John Boswell was an openly gay, Catholic historian and professor at Yale University. A good period of his career involved advocating that the early Christian church often conducted ceremonies joining two men together in ritualistic unions.
In 1994, the year before he died, Boswell published Same-Sex Unions in Premodern Europe, his strongest defense of this theory. The very first digital version of that bookis slated to be published at the end of August.
Perhaps because of this fact, Boswell’s work has garnered fresh attention in the media. However, his controversial work has for years shown up in discussions of homosexuality in religion, according Fordham University‘s overview of Boswell’s career. His ideas gained instant widespread recognition after they were cited by a character in the popular syndicated cartoon strip “Doonesbury.” As a result, at least four papers dropped the strip in protest, according to Slate.
JOHN OLIVER IS LIKE BUTTER!
Douglas Maln, LiveScience

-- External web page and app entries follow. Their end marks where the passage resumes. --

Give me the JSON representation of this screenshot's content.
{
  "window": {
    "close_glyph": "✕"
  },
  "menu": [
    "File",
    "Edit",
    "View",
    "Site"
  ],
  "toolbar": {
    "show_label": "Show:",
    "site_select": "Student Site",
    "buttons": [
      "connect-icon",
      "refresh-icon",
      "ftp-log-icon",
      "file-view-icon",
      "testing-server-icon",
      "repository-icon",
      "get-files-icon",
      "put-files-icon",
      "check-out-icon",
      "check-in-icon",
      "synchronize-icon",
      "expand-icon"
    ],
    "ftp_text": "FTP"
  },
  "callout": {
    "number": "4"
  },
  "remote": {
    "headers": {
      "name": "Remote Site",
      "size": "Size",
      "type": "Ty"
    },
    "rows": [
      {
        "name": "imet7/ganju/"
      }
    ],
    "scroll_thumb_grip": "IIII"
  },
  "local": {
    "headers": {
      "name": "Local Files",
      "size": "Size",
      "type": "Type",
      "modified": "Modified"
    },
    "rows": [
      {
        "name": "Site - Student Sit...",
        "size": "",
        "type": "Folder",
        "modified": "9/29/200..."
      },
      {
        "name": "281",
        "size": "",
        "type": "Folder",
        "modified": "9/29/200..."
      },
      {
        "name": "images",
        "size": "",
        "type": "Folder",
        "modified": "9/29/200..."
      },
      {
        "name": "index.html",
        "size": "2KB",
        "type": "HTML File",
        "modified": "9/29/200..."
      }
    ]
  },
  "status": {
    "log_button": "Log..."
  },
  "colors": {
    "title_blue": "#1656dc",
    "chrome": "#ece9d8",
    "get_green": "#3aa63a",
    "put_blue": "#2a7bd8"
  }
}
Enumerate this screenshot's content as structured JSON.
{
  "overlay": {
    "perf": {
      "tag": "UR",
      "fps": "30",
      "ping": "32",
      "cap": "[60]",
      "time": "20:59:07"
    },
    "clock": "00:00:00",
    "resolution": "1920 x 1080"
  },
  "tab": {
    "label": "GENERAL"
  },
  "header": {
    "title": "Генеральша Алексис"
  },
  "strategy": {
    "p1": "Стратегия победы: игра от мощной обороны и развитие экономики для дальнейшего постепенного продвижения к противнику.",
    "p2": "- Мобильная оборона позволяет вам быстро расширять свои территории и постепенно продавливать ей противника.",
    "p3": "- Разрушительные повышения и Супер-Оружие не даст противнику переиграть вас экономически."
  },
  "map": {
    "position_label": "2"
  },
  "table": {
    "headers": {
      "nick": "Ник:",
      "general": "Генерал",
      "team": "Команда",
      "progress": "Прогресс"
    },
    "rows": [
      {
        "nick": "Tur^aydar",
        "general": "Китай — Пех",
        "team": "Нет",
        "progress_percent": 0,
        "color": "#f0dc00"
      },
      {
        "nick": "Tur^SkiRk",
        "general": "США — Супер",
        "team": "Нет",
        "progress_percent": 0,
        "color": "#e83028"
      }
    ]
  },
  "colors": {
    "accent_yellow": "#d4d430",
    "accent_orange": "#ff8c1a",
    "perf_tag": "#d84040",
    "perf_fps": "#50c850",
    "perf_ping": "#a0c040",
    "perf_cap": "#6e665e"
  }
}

The dead zone that has formed in the Gulf of Mexico this summer is smaller than predicted, but is still larger than average, spanning an area roughly the size of Connecticut. This zone, an area without oxygen and almost completely devoid of life that crops up every summer, covers 5,840 square miles (15,125 square kilometers), according to the National Oceanic and Atmospheric Administration (NOAA).
In June, NOAA predicted thedead zone would be at least 20 percent larger this summer, expecting it to take up at least 7,286 square miles (18,871 square km).
Dead zones are the indirect result of nutrients, largely from fertilizer use, running off into rivers and then into bodies of water such as the gulf. Once these excess nutrients reach the ocean, they fuel algae blooms. The algae then die and decompose in a process that consumes oxygen and creates oxygen-free areas where fish and other aquatic creatures can’t survive. This zone can have serious impacts on commercial and recreational fisheries on the Gulf Coast, causing fish die-offs.